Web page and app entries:
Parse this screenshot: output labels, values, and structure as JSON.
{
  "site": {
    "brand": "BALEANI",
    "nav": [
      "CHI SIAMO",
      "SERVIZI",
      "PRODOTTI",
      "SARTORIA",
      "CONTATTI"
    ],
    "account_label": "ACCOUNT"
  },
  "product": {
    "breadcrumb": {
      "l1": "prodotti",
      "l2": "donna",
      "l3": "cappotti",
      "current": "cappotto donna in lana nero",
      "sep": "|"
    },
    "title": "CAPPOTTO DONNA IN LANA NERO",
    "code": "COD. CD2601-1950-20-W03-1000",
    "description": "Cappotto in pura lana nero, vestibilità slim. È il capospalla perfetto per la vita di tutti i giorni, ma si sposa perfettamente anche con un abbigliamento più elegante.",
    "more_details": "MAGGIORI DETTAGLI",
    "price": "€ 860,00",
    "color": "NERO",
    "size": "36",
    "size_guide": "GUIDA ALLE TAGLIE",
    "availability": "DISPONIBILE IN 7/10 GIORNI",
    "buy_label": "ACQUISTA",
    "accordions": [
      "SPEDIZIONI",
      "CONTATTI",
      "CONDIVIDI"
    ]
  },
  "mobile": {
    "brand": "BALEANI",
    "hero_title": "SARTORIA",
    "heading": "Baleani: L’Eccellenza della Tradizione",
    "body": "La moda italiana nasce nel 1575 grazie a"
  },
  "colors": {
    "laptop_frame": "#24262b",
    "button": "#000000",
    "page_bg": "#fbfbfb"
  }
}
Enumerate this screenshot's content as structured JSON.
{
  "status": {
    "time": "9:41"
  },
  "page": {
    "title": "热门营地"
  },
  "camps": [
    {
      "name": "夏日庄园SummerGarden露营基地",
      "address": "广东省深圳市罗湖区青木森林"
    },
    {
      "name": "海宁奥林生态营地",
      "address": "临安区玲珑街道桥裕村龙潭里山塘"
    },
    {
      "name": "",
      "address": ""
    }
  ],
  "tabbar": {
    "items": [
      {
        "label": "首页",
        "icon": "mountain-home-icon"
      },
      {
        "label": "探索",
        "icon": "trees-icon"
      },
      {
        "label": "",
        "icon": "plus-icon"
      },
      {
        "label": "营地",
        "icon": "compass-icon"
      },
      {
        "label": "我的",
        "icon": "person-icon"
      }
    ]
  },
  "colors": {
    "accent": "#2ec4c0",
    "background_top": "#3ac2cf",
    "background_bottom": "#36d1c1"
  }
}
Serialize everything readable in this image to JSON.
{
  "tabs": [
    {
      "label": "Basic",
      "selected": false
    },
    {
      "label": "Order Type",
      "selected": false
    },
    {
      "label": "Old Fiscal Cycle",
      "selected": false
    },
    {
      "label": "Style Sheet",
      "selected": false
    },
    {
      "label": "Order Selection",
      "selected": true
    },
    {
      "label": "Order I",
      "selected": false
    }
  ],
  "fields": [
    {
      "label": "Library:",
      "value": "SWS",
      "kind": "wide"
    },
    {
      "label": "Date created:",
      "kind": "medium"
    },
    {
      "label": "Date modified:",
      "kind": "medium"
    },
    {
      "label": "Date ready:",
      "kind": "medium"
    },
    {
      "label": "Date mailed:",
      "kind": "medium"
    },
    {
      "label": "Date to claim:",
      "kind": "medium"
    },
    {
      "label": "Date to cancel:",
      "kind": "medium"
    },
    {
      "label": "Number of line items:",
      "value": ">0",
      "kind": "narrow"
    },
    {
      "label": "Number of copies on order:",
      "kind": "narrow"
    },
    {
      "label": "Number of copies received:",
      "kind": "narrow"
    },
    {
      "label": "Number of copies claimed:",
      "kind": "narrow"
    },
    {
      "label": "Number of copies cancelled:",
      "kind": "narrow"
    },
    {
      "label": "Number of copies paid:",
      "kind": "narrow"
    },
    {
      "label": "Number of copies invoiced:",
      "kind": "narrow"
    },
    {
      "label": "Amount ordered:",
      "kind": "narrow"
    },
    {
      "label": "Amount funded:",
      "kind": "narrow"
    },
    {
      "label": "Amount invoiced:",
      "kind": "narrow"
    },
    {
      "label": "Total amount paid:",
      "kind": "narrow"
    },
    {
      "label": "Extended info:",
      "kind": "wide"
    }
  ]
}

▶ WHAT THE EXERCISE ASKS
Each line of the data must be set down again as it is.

▶ YOUR SOLUTION
Parse this screenshot: output labels, values, and structure as JSON.
{
  "site": {
    "brand": "BALEANI",
    "nav": [
      "CHI SIAMO",
      "SERVIZI",
      "PRODOTTI",
      "SARTORIA",
      "CONTATTI"
    ],
    "account_label": "ACCOUNT"
  },
  "product": {
    "breadcrumb": {
      "l1": "prodotti",
      "l2": "donna",
      "l3": "cappotti",
      "current": "cappotto donna in lana nero",
      "sep": "|"
    },
    "title": "CAPPOTTO DONNA IN LANA NERO",
    "code": "COD. CD2601-1950-20-W03-1000",
    "description": "Cappotto in pura lana nero, vestibilità slim. È il capospalla perfetto per la vita di tutti i giorni, ma si sposa perfettamente anche con un abbigliamento più elegante.",
    "more_details": "MAGGIORI DETTAGLI",
    "price": "€ 860,00",
    "color": "NERO",
    "size": "36",
    "size_guide": "GUIDA ALLE TAGLIE",
    "availability": "DISPONIBILE IN 7/10 GIORNI",
    "buy_label": "ACQUISTA",
    "accordions": [
      "SPEDIZIONI",
      "CONTATTI",
      "CONDIVIDI"
    ]
  },
  "mobile": {
    "brand": "BALEANI",
    "hero_title": "SARTORIA",
    "heading": "Baleani: L’Eccellenza della Tradizione",
    "body": "La moda italiana nasce nel 1575 grazie a"
  },
  "colors": {
    "laptop_frame": "#24262b",
    "button": "#000000",
    "page_bg": "#fbfbfb"
  }
}
Enumerate this screenshot's content as structured JSON.
{
  "status": {
    "time": "9:41"
  },
  "page": {
    "title": "热门营地"
  },
  "camps": [
    {
      "name": "夏日庄园SummerGarden露营基地",
      "address": "广东省深圳市罗湖区青木森林"
    },
    {
      "name": "海宁奥林生态营地",
      "address": "临安区玲珑街道桥裕村龙潭里山塘"
    },
    {
      "name": "",
      "address": ""
    }
  ],
  "tabbar": {
    "items": [
      {
        "label": "首页",
        "icon": "mountain-home-icon"
      },
      {
        "label": "探索",
        "icon": "trees-icon"
      },
      {
        "label": "",
        "icon": "plus-icon"
      },
      {
        "label": "营地",
        "icon": "compass-icon"
      },
      {
        "label": "我的",
        "icon": "person-icon"
      }
    ]
  },
  "colors": {
    "accent": "#2ec4c0",
    "background_top": "#3ac2cf",
    "background_bottom": "#36d1c1"
  }
}
Serialize everything readable in this image to JSON.
{
  "tabs": [
    {
      "label": "Basic",
      "selected": false
    },
    {
      "label": "Order Type",
      "selected": false
    },
    {
      "label": "Old Fiscal Cycle",
      "selected": false
    },
    {
      "label": "Style Sheet",
      "selected": false
    },
    {
      "label": "Order Selection",
      "selected": true
    },
    {
      "label": "Order I",
      "selected": false
    }
  ],
  "fields": [
    {
      "label": "Library:",
      "value": "SWS",
      "kind": "wide"
    },
    {
      "label": "Date created:",
      "kind": "medium"
    },
    {
      "label": "Date modified:",
      "kind": "medium"
    },
    {
      "label": "Date ready:",
      "kind": "medium"
    },
    {
      "label": "Date mailed:",
      "kind": "medium"
    },
    {
      "label": "Date to claim:",
      "kind": "medium"
    },
    {
      "label": "Date to cancel:",
      "kind": "medium"
    },
    {
      "label": "Number of line items:",
      "value": ">0",
      "kind": "narrow"
    },
    {
      "label": "Number of copies on order:",
      "kind": "narrow"
    },
    {
      "label": "Number of copies received:",
      "kind": "narrow"
    },
    {
      "label": "Number of copies claimed:",
      "kind": "narrow"
    },
    {
      "label": "Number of copies cancelled:",
      "kind": "narrow"
    },
    {
      "label": "Number of copies paid:",
      "kind": "narrow"
    },
    {
      "label": "Number of copies invoiced:",
      "kind": "narrow"
    },
    {
      "label": "Amount ordered:",
      "kind": "narrow"
    },
    {
      "label": "Amount funded:",
      "kind": "narrow"
    },
    {
      "label": "Amount invoiced:",
      "kind": "narrow"
    },
    {
      "label": "Total amount paid:",
      "kind": "narrow"
    },
    {
      "label": "Extended info:",
      "kind": "wide"
    }
  ]
}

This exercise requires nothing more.